* **RECORDS SHOWN**:
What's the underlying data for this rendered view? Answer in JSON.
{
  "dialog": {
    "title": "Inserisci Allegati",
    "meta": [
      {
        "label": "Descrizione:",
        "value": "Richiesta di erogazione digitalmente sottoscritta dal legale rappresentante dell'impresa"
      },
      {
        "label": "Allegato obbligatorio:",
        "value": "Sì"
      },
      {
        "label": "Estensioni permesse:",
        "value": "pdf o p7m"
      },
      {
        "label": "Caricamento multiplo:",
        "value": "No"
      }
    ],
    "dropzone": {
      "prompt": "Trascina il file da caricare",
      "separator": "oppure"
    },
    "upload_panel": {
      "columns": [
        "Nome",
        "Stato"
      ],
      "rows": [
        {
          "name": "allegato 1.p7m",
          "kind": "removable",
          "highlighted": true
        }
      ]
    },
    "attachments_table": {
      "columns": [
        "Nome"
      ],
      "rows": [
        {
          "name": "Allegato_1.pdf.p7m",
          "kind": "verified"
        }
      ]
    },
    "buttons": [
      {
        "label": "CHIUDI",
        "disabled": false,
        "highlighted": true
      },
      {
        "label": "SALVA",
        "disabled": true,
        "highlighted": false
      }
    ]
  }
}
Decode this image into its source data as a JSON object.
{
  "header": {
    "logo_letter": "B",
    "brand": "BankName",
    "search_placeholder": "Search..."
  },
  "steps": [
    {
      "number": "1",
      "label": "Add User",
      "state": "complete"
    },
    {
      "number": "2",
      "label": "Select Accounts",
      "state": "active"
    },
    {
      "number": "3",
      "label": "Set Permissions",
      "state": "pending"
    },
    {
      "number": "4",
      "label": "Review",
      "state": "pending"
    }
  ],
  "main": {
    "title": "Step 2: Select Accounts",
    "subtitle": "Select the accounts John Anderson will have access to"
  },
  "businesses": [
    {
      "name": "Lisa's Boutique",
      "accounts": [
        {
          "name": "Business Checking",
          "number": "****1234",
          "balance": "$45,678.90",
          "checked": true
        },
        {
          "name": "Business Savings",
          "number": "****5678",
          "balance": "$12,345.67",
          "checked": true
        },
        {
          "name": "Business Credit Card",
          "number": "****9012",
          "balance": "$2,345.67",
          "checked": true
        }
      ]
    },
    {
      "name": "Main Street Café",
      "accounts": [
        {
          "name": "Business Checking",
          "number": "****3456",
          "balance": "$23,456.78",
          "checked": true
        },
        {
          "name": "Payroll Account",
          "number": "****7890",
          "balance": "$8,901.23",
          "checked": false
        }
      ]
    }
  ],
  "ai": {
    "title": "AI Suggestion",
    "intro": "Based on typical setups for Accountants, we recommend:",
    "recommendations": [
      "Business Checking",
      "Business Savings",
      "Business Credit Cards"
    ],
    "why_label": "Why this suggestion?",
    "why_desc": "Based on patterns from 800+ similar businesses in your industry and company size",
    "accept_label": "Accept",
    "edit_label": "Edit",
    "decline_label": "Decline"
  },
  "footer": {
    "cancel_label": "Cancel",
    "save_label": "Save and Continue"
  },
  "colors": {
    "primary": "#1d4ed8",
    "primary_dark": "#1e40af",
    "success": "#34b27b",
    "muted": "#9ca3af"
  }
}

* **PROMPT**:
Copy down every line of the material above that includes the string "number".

* **SOLUTION TO THIS EXERCISE**:
      "number": "1",
      "number": "2",
      "number": "3",
      "number": "4",
          "number": "****1234",
          "number": "****5678",
          "number": "****9012",
          "number": "****3456",
          "number": "****7890",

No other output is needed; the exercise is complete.